Sometime last year, producers thought it a good day to drop $11 million and let 132 rides die hard – literally. And it was all for just one scene in actor Bruce Willis’ A Good Day to Die Hard, the latest in Hollywood’s Die Hard franchise.
In this latest installment, filmed in Budapest, Hungary on a $92 million budget, Willis’ iconic John McClane character jets off to Mother Russia looking for his wayward son, Jack, whom John believes is up to no good. Turns out, Jack is a good guy after all. Unbeknownst to dear ol’ dad, Jack is actually a highly-trained CIA operative out to stop a nuclear weapons heist. With the Russian underworld in hot pursuit, and battling a countdown to war, the two hard-headed McClanes discover that their opposing methods just might make them unstoppable heroes.
But all that movie machismo won’t help the 132 cars that met their metal-crunching fate on the set of a single, obscenely costly car chase scene. By the time Director John Moore called “cut,” another 518 would require major work before been deemed road-worthy again.
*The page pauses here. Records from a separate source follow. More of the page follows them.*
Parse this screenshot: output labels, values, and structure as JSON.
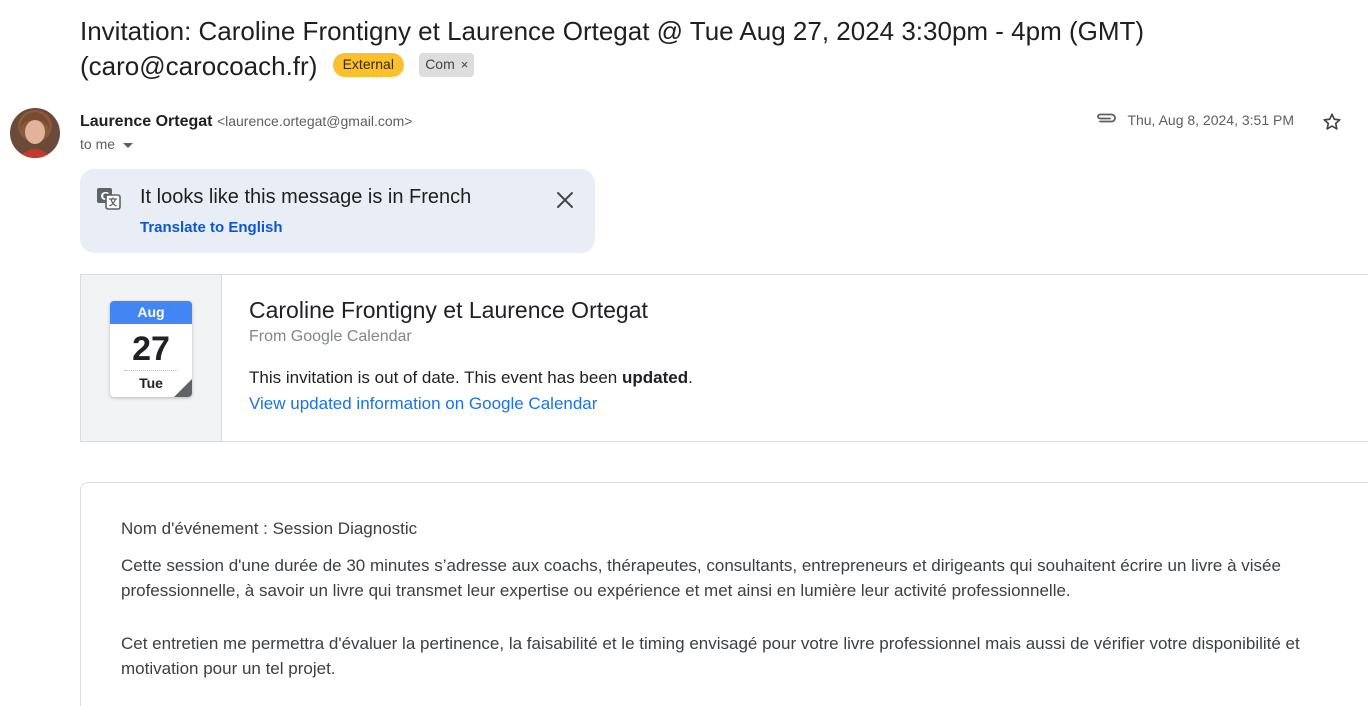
{
  "email": {
    "subject": "Invitation: Caroline Frontigny et Laurence Ortegat @ Tue Aug 27, 2024 3:30pm - 4pm (GMT) (caro@carocoach.fr)",
    "labels": {
      "external": "External",
      "category": "Com",
      "category_remove": "×"
    },
    "sender": {
      "name": "Laurence Ortegat",
      "email": "<laurence.ortegat@gmail.com>",
      "recipient": "to me"
    },
    "date": "Thu, Aug 8, 2024, 3:51 PM"
  },
  "translate_banner": {
    "message": "It looks like this message is in French",
    "action": "Translate to English"
  },
  "calendar_card": {
    "month": "Aug",
    "day": "27",
    "weekday": "Tue",
    "event_title": "Caroline Frontigny et Laurence Ortegat",
    "source": "From Google Calendar",
    "status_prefix": "This invitation is out of date. This event has been ",
    "status_bold": "updated",
    "status_suffix": ".",
    "link": "View updated information on Google Calendar"
  },
  "body": {
    "paragraphs": [
      "Nom d'événement : Session Diagnostic",
      "Cette session d'une durée de 30 minutes s’adresse aux coachs, thérapeutes, consultants, entrepreneurs et dirigeants qui souhaitent écrire un livre à visée professionnelle, à savoir un livre qui transmet leur expertise ou expérience et met ainsi en lumière leur activité professionnelle.",
      "Cet entretien me permettra d'évaluer la pertinence, la faisabilité et le timing envisagé pour votre livre professionnel mais aussi de vérifier votre disponibilité et motivation pour un tel projet."
    ]
  },
  "colors": {
    "external_chip": "#fbc02d",
    "link_blue": "#0b57d0",
    "calendar_blue": "#4285f4",
    "banner_bg": "#e9eef6"
  },
  "icons": [
    "translate-icon",
    "close-icon",
    "attachment-icon",
    "star-icon",
    "chevron-down-icon",
    "calendar-icon"
  ]
}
“With Die Hard it’s about how audacious the action is,” Moore says. “So you have to drive over a Lamborghini – an actual one. And yes it hurts me. I’m a car fanatic.”
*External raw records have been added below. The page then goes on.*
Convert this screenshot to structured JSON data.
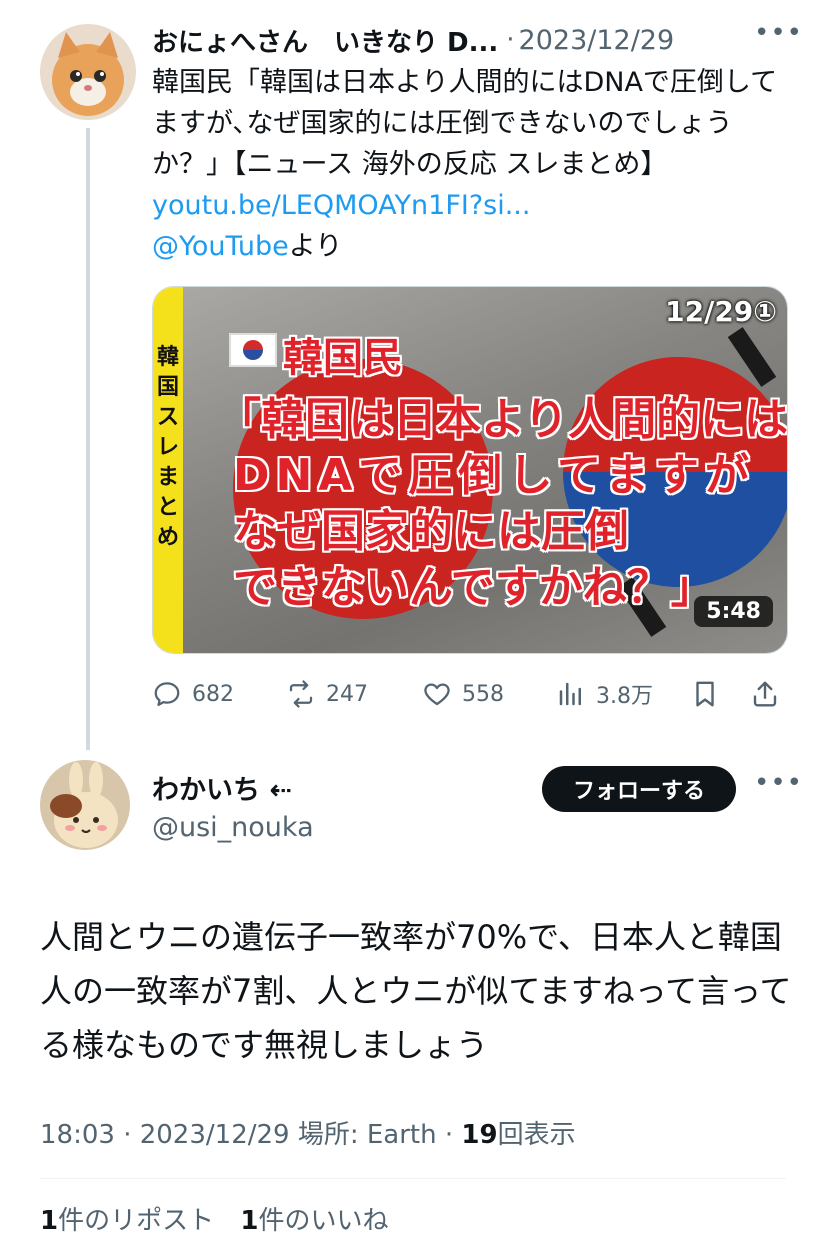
{
  "thread": {
    "parent": {
      "author_name": "おにょへさん　いきなり D...",
      "separator": "·",
      "date": "2023/12/29",
      "more_icon": "more-horizontal-icon",
      "text_main": "韓国民「韓国は日本より人間的にはDNAで圧倒してますが､なぜ国家的には圧倒できないのでしょうか？」【ニュース 海外の反応 スレまとめ】",
      "text_link": "youtu.be/LEQMOAYn1FI?si...",
      "text_mention": "@YouTube",
      "text_suffix": "より",
      "card": {
        "side_label": [
          "韓",
          "国",
          "ス",
          "レ",
          "ま",
          "と",
          "め"
        ],
        "counter": "12/29①",
        "title_lines": [
          "韓国民",
          "「韓国は日本より人間的には",
          "DNAで圧倒してますが",
          "なぜ国家的には圧倒",
          "できないんですかね？」"
        ],
        "duration": "5:48"
      },
      "actions": {
        "replies": "682",
        "reposts": "247",
        "likes": "558",
        "views": "3.8万"
      }
    },
    "main": {
      "author_name": "わかいち",
      "name_suffix": "⇠",
      "handle": "@usi_nouka",
      "follow_label": "フォローする",
      "text": "人間とウニの遺伝子一致率が70%で、日本人と韓国人の一致率が7割、人とウニが似てますねって言ってる様なものです無視しましょう",
      "meta_time": "18:03 · 2023/12/29 場所: Earth · ",
      "meta_views_count": "19",
      "meta_views_label": "回表示",
      "reposts_count": "1",
      "reposts_label": "件のリポスト",
      "likes_count": "1",
      "likes_label": "件のいいね"
    }
  },
  "colors": {
    "text": "#0f1419",
    "secondary": "#536471",
    "link": "#1d9bf0",
    "follow_button": "#0f1419"
  }
}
Lucky for Moore and Willis, those rides didn’t go down in vain. By the end of the opening weekend, film fanatics had turned out to the tune of a $33,239,116 gross, driving A Good Day to Die Hard straight to the top of the box office. Yippee ki-yay, indeed.